The question must be arising in your mind that when it was not a VIP culture till the 1970s, how did it flourish? Former Cabinet secretary V Balachandran had mentioned in one of his articles that it was first started by the police department. Police vehicles started sporting stars and flags. After that, the officials sitting in the secretariat felt why they should stay behind? They gradually changed the rules and coloured lights were fixed atop the cars, the fact that no one had any need for them notwithstanding. To silence the leaders in power, similar arrangements were made for them too. As the market of lights flourished, these coloured beacons became status symbols. This was how the leaders and officials got detached from the common man!
I’ll tell you an instance. My ‘Babuji’ freedom fighter Jawaharlal Darda was being sworn-in in the Maharashtra cabinet. Ministers were given car with red beacon and siren. A minister was upset that his light was not flashing properly. He immediately went to the market and brought a new beacon and a loud siren and put it on his car.
You will be surprised to know that the colour lights atop cars everywhere in the world are for emergency vehicles only. India is probably the only country where cars sport so many types of lights or beacons without any emergency. Everyone here wants to be a VIP. There are different categories of security cover like X, Y or Z which politicians compete to grab.
Here, if Modiji travels in the metro train, TV channels keep running the footage all day long, but do you know that Mark Rutte, the prime minister of Netherlands, one of the richest countries in the world, goes to his office from home on a bicycle. I went to China with then prime minister Narasimha Rao. The prime minister of China was also present in a program. He came by a government car but when he left, he left on a bicycle. I immediately asked him why are you leaving on a bicycle? His answer was – when necessary I came by the car. My duty is over, now I am going home on my bicycle! Will our leaders and officers present such an example?
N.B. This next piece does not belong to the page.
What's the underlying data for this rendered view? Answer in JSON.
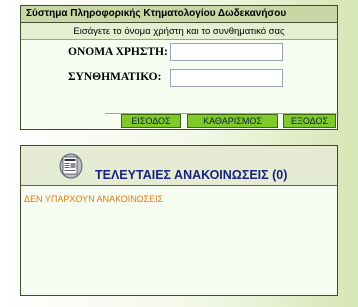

Before I conclude…
Another citadel of Congress collapsed! The BJP has won the Latur Municipal Corporation election for the first time. Last time, the BJP did not get a single seat and this time it got 36! Congress has been defeated for the first time in 65 years. People are refusing dynastic politics. I am a born Congressman. Therefore, it is natural for me to be seriously worried. There is no harm in admitting that the present time belongs to the BJP, but what has happened to the Congress? The answer to this question must be found. What has gone wrong? Why is Congress failing to win the trust of the common man? Will Congressmen try and find answers to these questions?
I have travelled to many countries of the world. I have also been trying to understand their politics, society and power closely. Based on my experience, I can say that the kind of VIP culture India has is not found anywhere in the world. Why do our officers and leaders want to look completely different from the common man? There is the need to change this mentality.